I haven’t done a lot of running since the GNR, in fact I haven’t done any, beyond the occassional jog in the direction of a bus stop. Illness, DOMS, work and idleness have kept me away from running this autumn but yesterday was the Cabbage Patch 10 so I had to get out and see if I could remember the action.
The Cabbage Patch 10 is an event that I have been looking forward to for almost a year after hearing the race t-shirt was a sight to behold, it’s held fairly locally (Twickenham – Kingston – Richmond) and organised by the Stragglers running club.
After examining my splits for the GNR I decided to approach this 10-miler with a strict pacing strategy. I was aiming for a 2 hour finishing time, which was realistic yet stretching and therefore needed to keep at a 7:27 min/km pace. Again perfectly reasonable but I have to admit to doing my most of my long slow training runs at a slightly slower pace.
The start of the race was a little cramped, 1500 runners assembled into a small pedestrianised zone prior to being released onto the high street. I ended up caught somewhere in the middle as I assembled with OGB. Clearly the wrong spot for me, I need to be at the back, tucked nicely out of the way.
I ended up setting off well above my desired pace as I was trying not to make too much of an obstacle of myself. I dropped back down to 7:27 after the first km but maybe that early start affected my longevity. I don’t know what happened at the 6 km mark either, I think I had a few people underfoot and it seemed easier to just pass them. After that move I faded fast and although I kept pushing to increase my speed there just didn’t seem to be anything left in my legs.

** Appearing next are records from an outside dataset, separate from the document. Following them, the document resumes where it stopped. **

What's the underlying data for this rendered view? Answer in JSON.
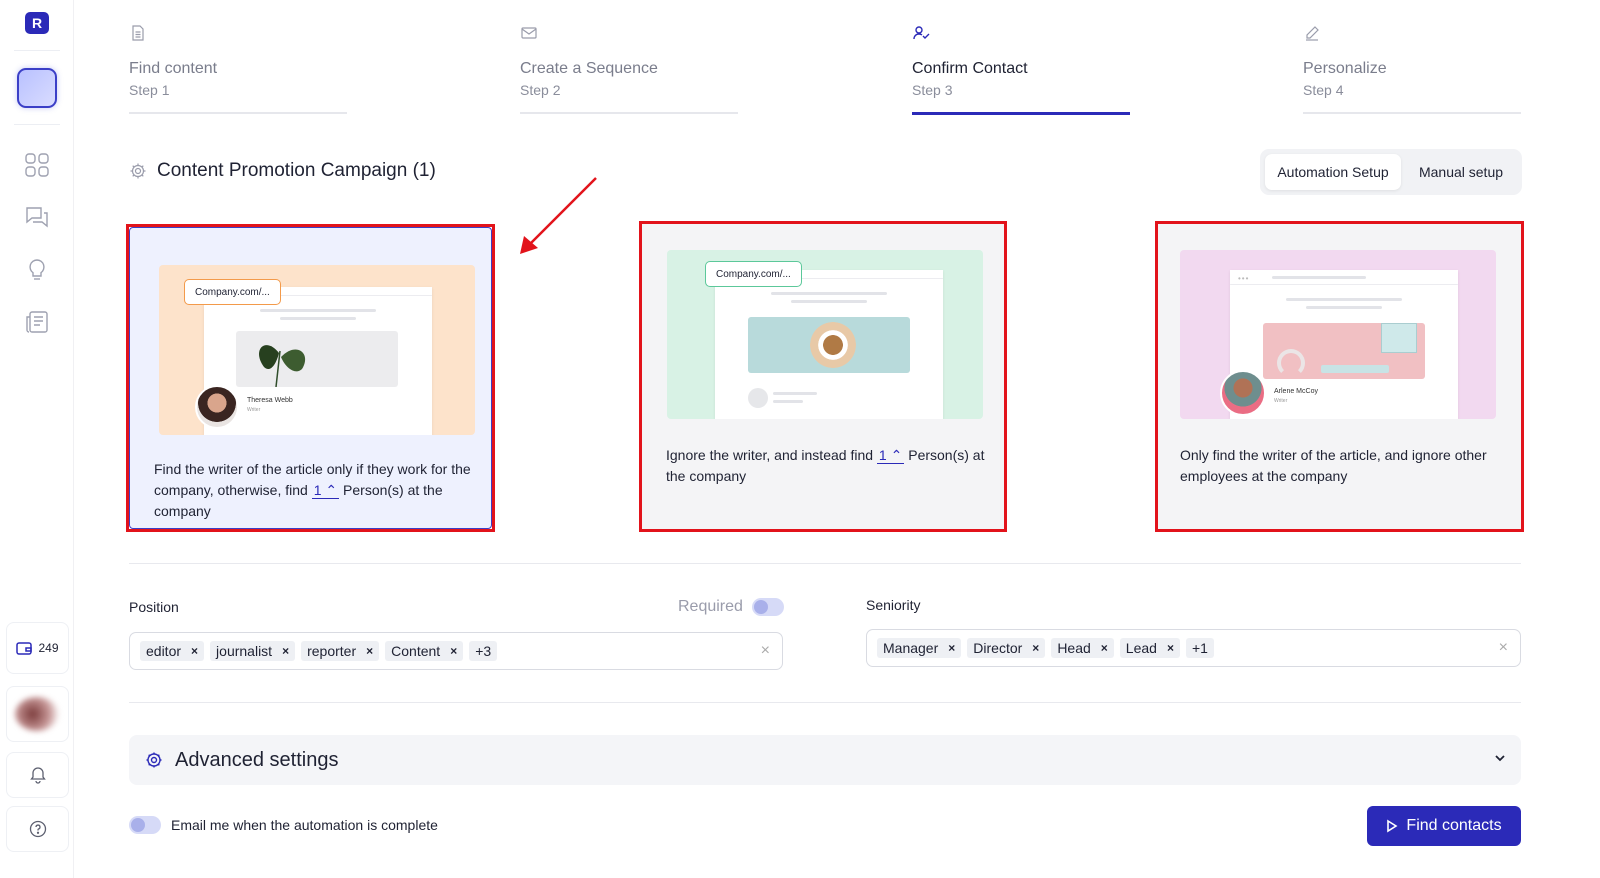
{
  "sidebar": {
    "logo": "R",
    "icons": [
      "grid-icon",
      "chat-icon",
      "lightbulb-icon",
      "newspaper-icon"
    ],
    "credits": "249"
  },
  "steps": [
    {
      "title": "Find content",
      "sub": "Step 1",
      "icon": "document-icon",
      "active": false
    },
    {
      "title": "Create a Sequence",
      "sub": "Step 2",
      "icon": "mail-icon",
      "active": false
    },
    {
      "title": "Confirm Contact",
      "sub": "Step 3",
      "icon": "user-check-icon",
      "active": true
    },
    {
      "title": "Personalize",
      "sub": "Step 4",
      "icon": "pencil-icon",
      "active": false
    }
  ],
  "campaign": {
    "title": "Content Promotion Campaign (1)"
  },
  "setup": {
    "automation": "Automation Setup",
    "manual": "Manual setup"
  },
  "cards": [
    {
      "url": "Company.com/...",
      "writer_name": "Theresa Webb",
      "writer_role": "Writer",
      "text_a": "Find the writer of the article only if they work for the company, otherwise, find",
      "count": "1",
      "text_b": "Person(s) at the company"
    },
    {
      "url": "Company.com/...",
      "text_a": "Ignore the writer, and instead find",
      "count": "1",
      "text_b": "Person(s) at the company"
    },
    {
      "writer_name": "Arlene McCoy",
      "writer_role": "Writer",
      "text_a": "Only find the writer of the article, and ignore other employees at the company"
    }
  ],
  "position": {
    "label": "Position",
    "required_label": "Required",
    "tags": [
      "editor",
      "journalist",
      "reporter",
      "Content"
    ],
    "more": "+3"
  },
  "seniority": {
    "label": "Seniority",
    "tags": [
      "Manager",
      "Director",
      "Head",
      "Lead"
    ],
    "more": "+1"
  },
  "advanced": {
    "title": "Advanced settings"
  },
  "email_toggle": {
    "label": "Email me when the automation is complete"
  },
  "find_button": {
    "label": "Find contacts"
  },
  "colors": {
    "accent": "#2b2ab8",
    "annotation": "#e2131b"
  }
}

I finished in 2:03 something (watch time) and 2:04:39 (officially), somewhat under target but not too surprising.
The marshalls were excellent – loads of them and all very cheery and vocal – much appreciated!
I will eventually issue a snap of the coveted race t-shirt but at the moment I’m sulking too much, and anyway its on its second trip around my washing machine, where I hope it will stretch. By the time I finished they had run out of large (and medium) sized t-shirts, which meant I had to make do with small. Now I understand that I if I’m going to make a habit of being almost the last over the line then I can’t complain if I don’t have much choice but at the same time, if I speed up a great deal it seems likely that I will have shed enough lard in the process to negate the need for choice anyway. Hey ho.
Now I’ve got a little repertoire of race distances under my belt, I’ve drawn up a chart comparing my actual race times with race predictions based on my 5 km pb, utilising the Purdy formula. The calculator for this is found on the brilliant runningfofitness website under predict race from race.
Not surprisingly it shows that I am underperforming as I increase my distance, an indication that I’m not fit enough for the higher distances. I’m interested in this as I read about it in a booklet on Hadd training, who advocates running at low heart rates as a means to increase aerobic efficiency. I’m going to give this a go in December, by then I will have switched work and will be able to run on an almost daily basis again – I can’t wait. Next year is going to be a good one for running.